● **YOUR TASK**: The lines to copy are those in the records below that hold the word "legend".

───── GIVEN DATA ─────

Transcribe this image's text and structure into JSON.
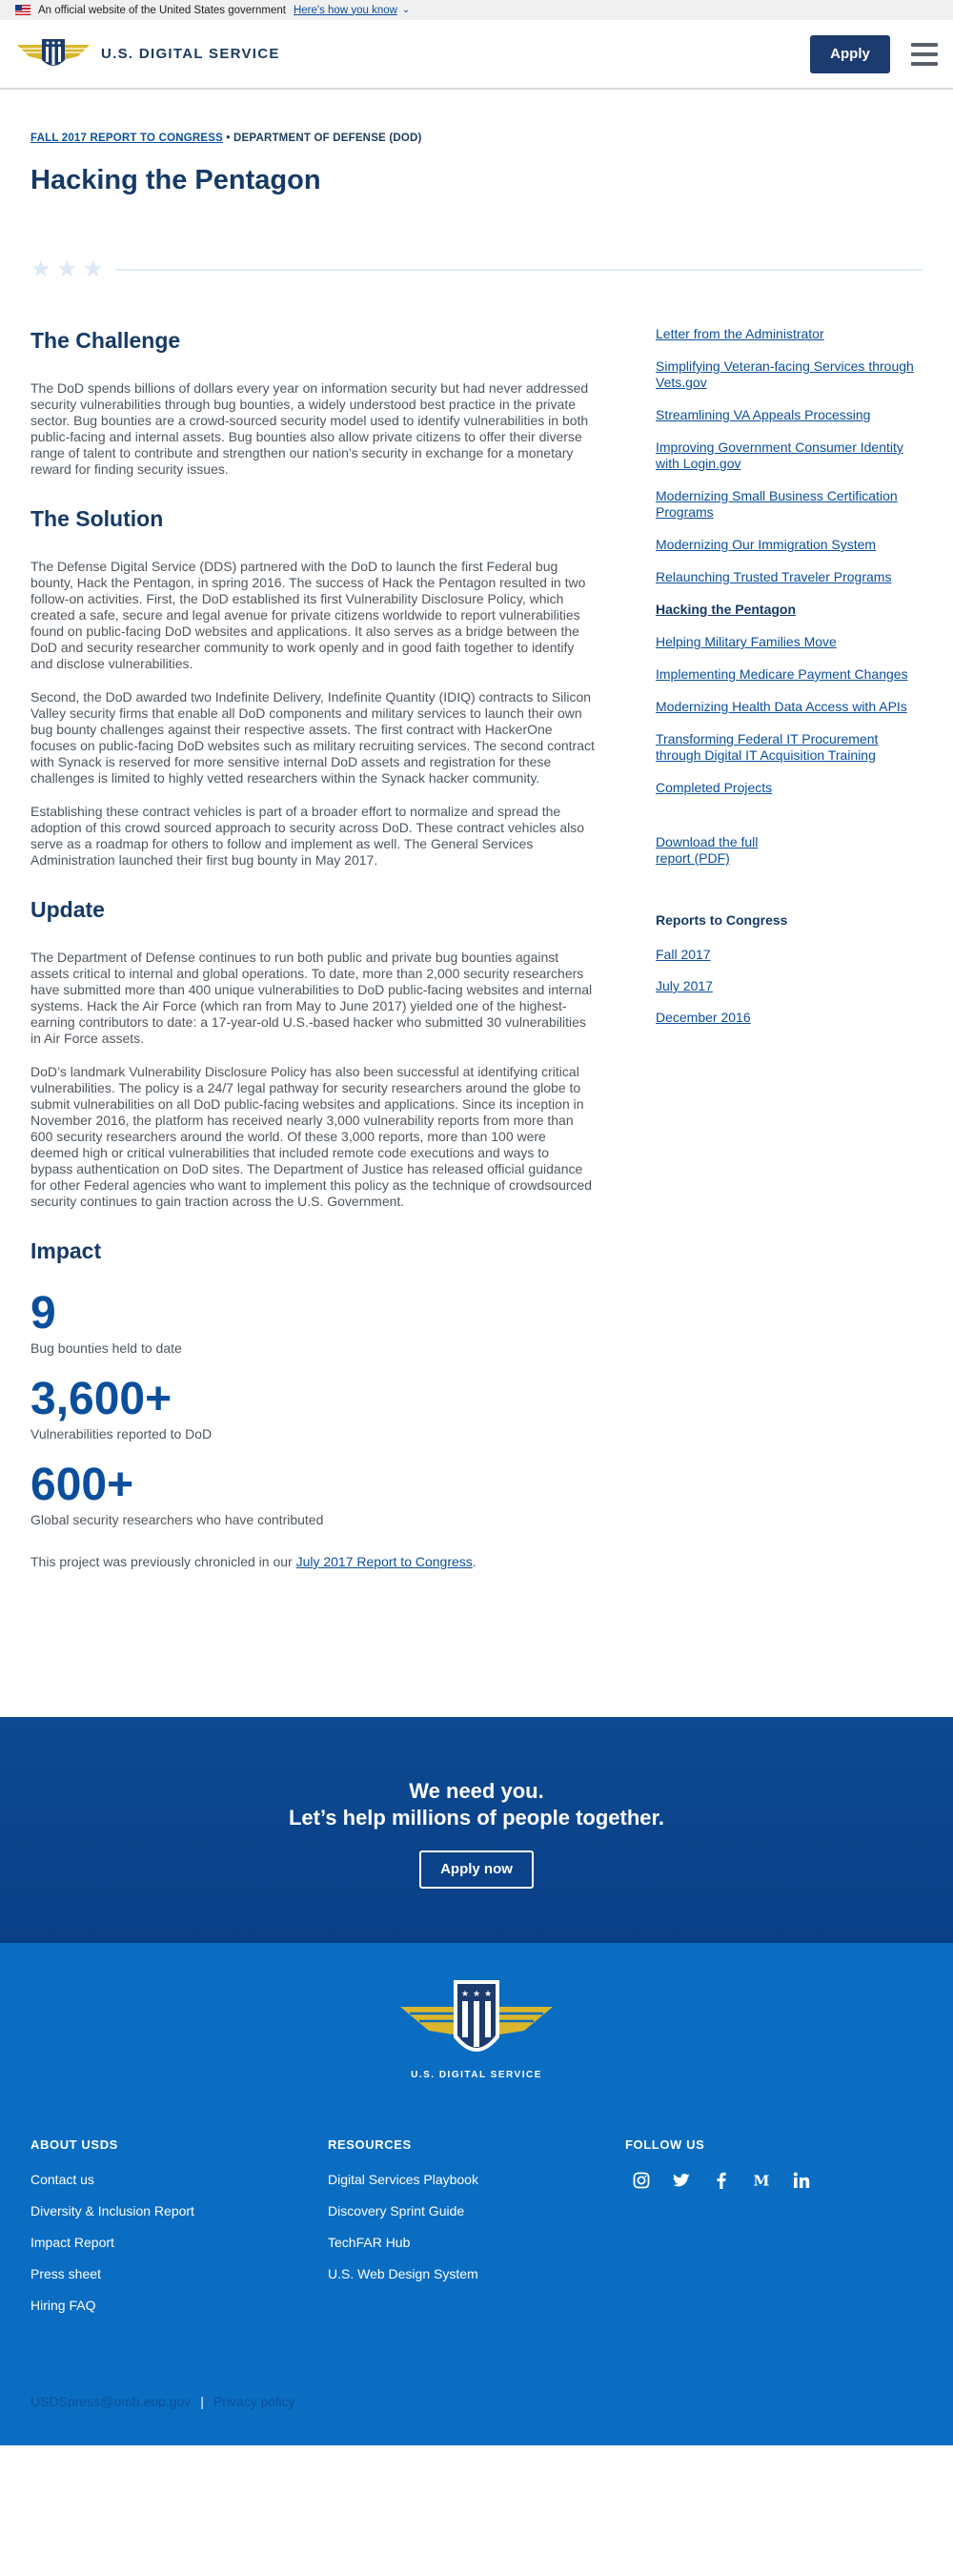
{
  "gov_banner": {
    "text": "An official website of the United States government",
    "link": "Here's how you know"
  },
  "header": {
    "brand": "U.S. DIGITAL SERVICE",
    "apply": "Apply"
  },
  "breadcrumb": {
    "report": "FALL 2017 REPORT TO CONGRESS",
    "separator": "•",
    "department": "DEPARTMENT OF DEFENSE (DOD)"
  },
  "title": "Hacking the Pentagon",
  "sections": {
    "challenge": {
      "heading": "The Challenge",
      "p1": "The DoD spends billions of dollars every year on information security but had never addressed security vulnerabilities through bug bounties, a widely understood best practice in the private sector. Bug bounties are a crowd-sourced security model used to identify vulnerabilities in both public-facing and internal assets. Bug bounties also allow private citizens to offer their diverse range of talent to contribute and strengthen our nation’s security in exchange for a monetary reward for finding security issues."
    },
    "solution": {
      "heading": "The Solution",
      "p1": "The Defense Digital Service (DDS) partnered with the DoD to launch the first Federal bug bounty, Hack the Pentagon, in spring 2016. The success of Hack the Pentagon resulted in two follow-on activities. First, the DoD established its first Vulnerability Disclosure Policy, which created a safe, secure and legal avenue for private citizens worldwide to report vulnerabilities found on public-facing DoD websites and applications. It also serves as a bridge between the DoD and security researcher community to work openly and in good faith together to identify and disclose vulnerabilities.",
      "p2": "Second, the DoD awarded two Indefinite Delivery, Indefinite Quantity (IDIQ) contracts to Silicon Valley security firms that enable all DoD components and military services to launch their own bug bounty challenges against their respective assets. The first contract with HackerOne focuses on public-facing DoD websites such as military recruiting services. The second contract with Synack is reserved for more sensitive internal DoD assets and registration for these challenges is limited to highly vetted researchers within the Synack hacker community.",
      "p3": "Establishing these contract vehicles is part of a broader effort to normalize and spread the adoption of this crowd sourced approach to security across DoD. These contract vehicles also serve as a roadmap for others to follow and implement as well. The General Services Administration launched their first bug bounty in May 2017."
    },
    "update": {
      "heading": "Update",
      "p1": "The Department of Defense continues to run both public and private bug bounties against assets critical to internal and global operations. To date, more than 2,000 security researchers have submitted more than 400 unique vulnerabilities to DoD public-facing websites and internal systems. Hack the Air Force (which ran from May to June 2017) yielded one of the highest-earning contributors to date: a 17-year-old U.S.-based hacker who submitted 30 vulnerabilities in Air Force assets.",
      "p2": "DoD’s landmark Vulnerability Disclosure Policy has also been successful at identifying critical vulnerabilities. The policy is a 24/7 legal pathway for security researchers around the globe to submit vulnerabilities on all DoD public-facing websites and applications. Since its inception in November 2016, the platform has received nearly 3,000 vulnerability reports from more than 600 security researchers around the world. Of these 3,000 reports, more than 100 were deemed high or critical vulnerabilities that included remote code executions and ways to bypass authentication on DoD sites. The Department of Justice has released official guidance for other Federal agencies who want to implement this policy as the technique of crowdsourced security continues to gain traction across the U.S. Government."
    },
    "impact": {
      "heading": "Impact",
      "metrics": [
        {
          "value": "9",
          "label": "Bug bounties held to date"
        },
        {
          "value": "3,600+",
          "label": "Vulnerabilities reported to DoD"
        },
        {
          "value": "600+",
          "label": "Global security researchers who have contributed"
        }
      ],
      "chronicle_prefix": "This project was previously chronicled in our ",
      "chronicle_link": "July 2017 Report to Congress",
      "chronicle_suffix": "."
    }
  },
  "sidebar": {
    "links": [
      "Letter from the Administrator",
      "Simplifying Veteran-facing Services through Vets.gov",
      "Streamlining VA Appeals Processing",
      "Improving Government Consumer Identity with Login.gov",
      "Modernizing Small Business Certification Programs",
      "Modernizing Our Immigration System",
      "Relaunching Trusted Traveler Programs",
      "Hacking the Pentagon",
      "Helping Military Families Move",
      "Implementing Medicare Payment Changes",
      "Modernizing Health Data Access with APIs",
      "Transforming Federal IT Procurement through Digital IT Acquisition Training",
      "Completed Projects"
    ],
    "download": "Download the full report (PDF)",
    "reports_heading": "Reports to Congress",
    "reports": [
      "Fall 2017",
      "July 2017",
      "December 2016"
    ]
  },
  "cta": {
    "line1": "We need you.",
    "line2": "Let’s help millions of people together.",
    "button": "Apply now"
  },
  "footer": {
    "brand": "U.S. DIGITAL SERVICE",
    "about": {
      "heading": "ABOUT USDS",
      "links": [
        "Contact us",
        "Diversity & Inclusion Report",
        "Impact Report",
        "Press sheet",
        "Hiring FAQ"
      ]
    },
    "resources": {
      "heading": "RESOURCES",
      "links": [
        "Digital Services Playbook",
        "Discovery Sprint Guide",
        "TechFAR Hub",
        "U.S. Web Design System"
      ]
    },
    "follow": {
      "heading": "FOLLOW US",
      "icons": [
        "instagram-icon",
        "twitter-icon",
        "facebook-icon",
        "medium-icon",
        "linkedin-icon"
      ]
    },
    "email": "USDSpress@omb.eop.gov",
    "separator": "|",
    "privacy": "Privacy policy"
  },
  "colors": {
    "navy": "#163a66",
    "link": "#0b4f9c",
    "apply_button": "#1c3b6e",
    "cta_bg": "#0d4a91",
    "footer_bg": "#0a6dc1",
    "logo_gold": "#d9b62b"
  }
}
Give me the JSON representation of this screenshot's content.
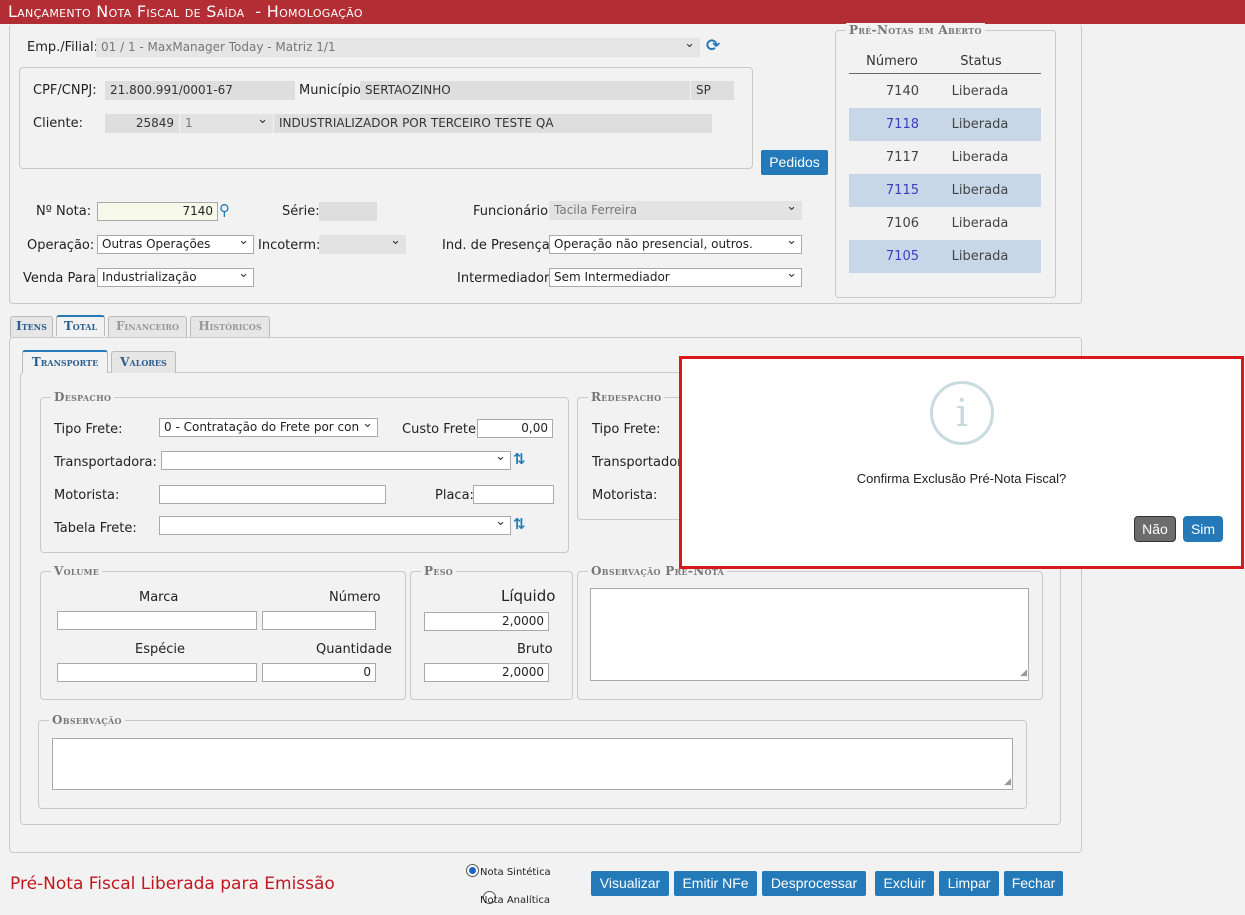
{
  "title": "Lançamento Nota Fiscal de Saída",
  "env": "- Homologação",
  "header": {
    "emp_label": "Emp./Filial:",
    "emp_value": "01 / 1 - MaxManager Today - Matriz 1/1",
    "cpf_label": "CPF/CNPJ:",
    "cpf_value": "21.800.991/0001-67",
    "municipio_label": "Município:",
    "municipio_value": "SERTAOZINHO",
    "uf_value": "SP",
    "cliente_label": "Cliente:",
    "cliente_code": "25849",
    "cliente_seq": "1",
    "cliente_name": "INDUSTRIALIZADOR POR TERCEIRO TESTE QA",
    "pedidos_button": "Pedidos"
  },
  "nota": {
    "num_label": "Nº Nota:",
    "num_value": "7140",
    "serie_label": "Série:",
    "serie_value": "",
    "func_label": "Funcionário:",
    "func_value": "Tacila Ferreira",
    "op_label": "Operação:",
    "op_value": "Outras Operações",
    "incoterm_label": "Incoterm:",
    "incoterm_value": "",
    "presenca_label": "Ind. de Presença:",
    "presenca_value": "Operação não presencial, outros.",
    "venda_label": "Venda Para:",
    "venda_value": "Industrialização",
    "interm_label": "Intermediador:",
    "interm_value": "Sem Intermediador"
  },
  "pre_notas": {
    "legend": "Pré-Notas em Aberto",
    "col_numero": "Número",
    "col_status": "Status",
    "rows": [
      {
        "numero": "7140",
        "status": "Liberada"
      },
      {
        "numero": "7118",
        "status": "Liberada"
      },
      {
        "numero": "7117",
        "status": "Liberada"
      },
      {
        "numero": "7115",
        "status": "Liberada"
      },
      {
        "numero": "7106",
        "status": "Liberada"
      },
      {
        "numero": "7105",
        "status": "Liberada"
      }
    ]
  },
  "tabs": [
    "Itens",
    "Total",
    "Financeiro",
    "Históricos"
  ],
  "subtabs": [
    "Transporte",
    "Valores"
  ],
  "despacho": {
    "legend": "Despacho",
    "tipo_frete_label": "Tipo Frete:",
    "tipo_frete_value": "0 - Contratação do Frete por con",
    "custo_label": "Custo Frete:",
    "custo_value": "0,00",
    "transp_label": "Transportadora:",
    "transp_value": "",
    "motorista_label": "Motorista:",
    "motorista_value": "",
    "placa_label": "Placa:",
    "placa_value": "",
    "tabela_label": "Tabela Frete:",
    "tabela_value": ""
  },
  "redespacho": {
    "legend": "Redespacho",
    "tipo_frete_label": "Tipo Frete:",
    "transp_label": "Transportadora:",
    "motorista_label": "Motorista:"
  },
  "volume": {
    "legend": "Volume",
    "marca_label": "Marca",
    "marca_value": "",
    "numero_label": "Número",
    "numero_value": "",
    "especie_label": "Espécie",
    "especie_value": "",
    "qtd_label": "Quantidade",
    "qtd_value": "0"
  },
  "peso": {
    "legend": "Peso",
    "liquido_label": "Líquido",
    "liquido_value": "2,0000",
    "bruto_label": "Bruto",
    "bruto_value": "2,0000"
  },
  "obs_prenota": {
    "legend": "Observação Pré-Nota",
    "value": ""
  },
  "observacao": {
    "legend": "Observação",
    "value": ""
  },
  "status_message": "Pré-Nota Fiscal Liberada para Emissão",
  "radio": {
    "sintetica": "Nota Sintética",
    "analitica": "Nota Analítica"
  },
  "actions": [
    "Visualizar",
    "Emitir NFe",
    "Desprocessar",
    "Excluir",
    "Limpar",
    "Fechar"
  ],
  "dialog": {
    "message": "Confirma Exclusão Pré-Nota Fiscal?",
    "no": "Não",
    "yes": "Sim",
    "icon": "info-icon"
  },
  "colors": {
    "title_bar": "#b32d35",
    "primary_button": "#2479b8",
    "status_text": "#c0181f",
    "dialog_border": "#d9191d",
    "row_highlight": "#c7d7e8"
  }
}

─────

● **TASK SOLUTION**:
    "legend": "Pré-Notas em Aberto",
    "legend": "Despacho",
    "legend": "Redespacho",
    "legend": "Volume",
    "legend": "Peso",
    "legend": "Observação Pré-Nota",
    "legend": "Observação",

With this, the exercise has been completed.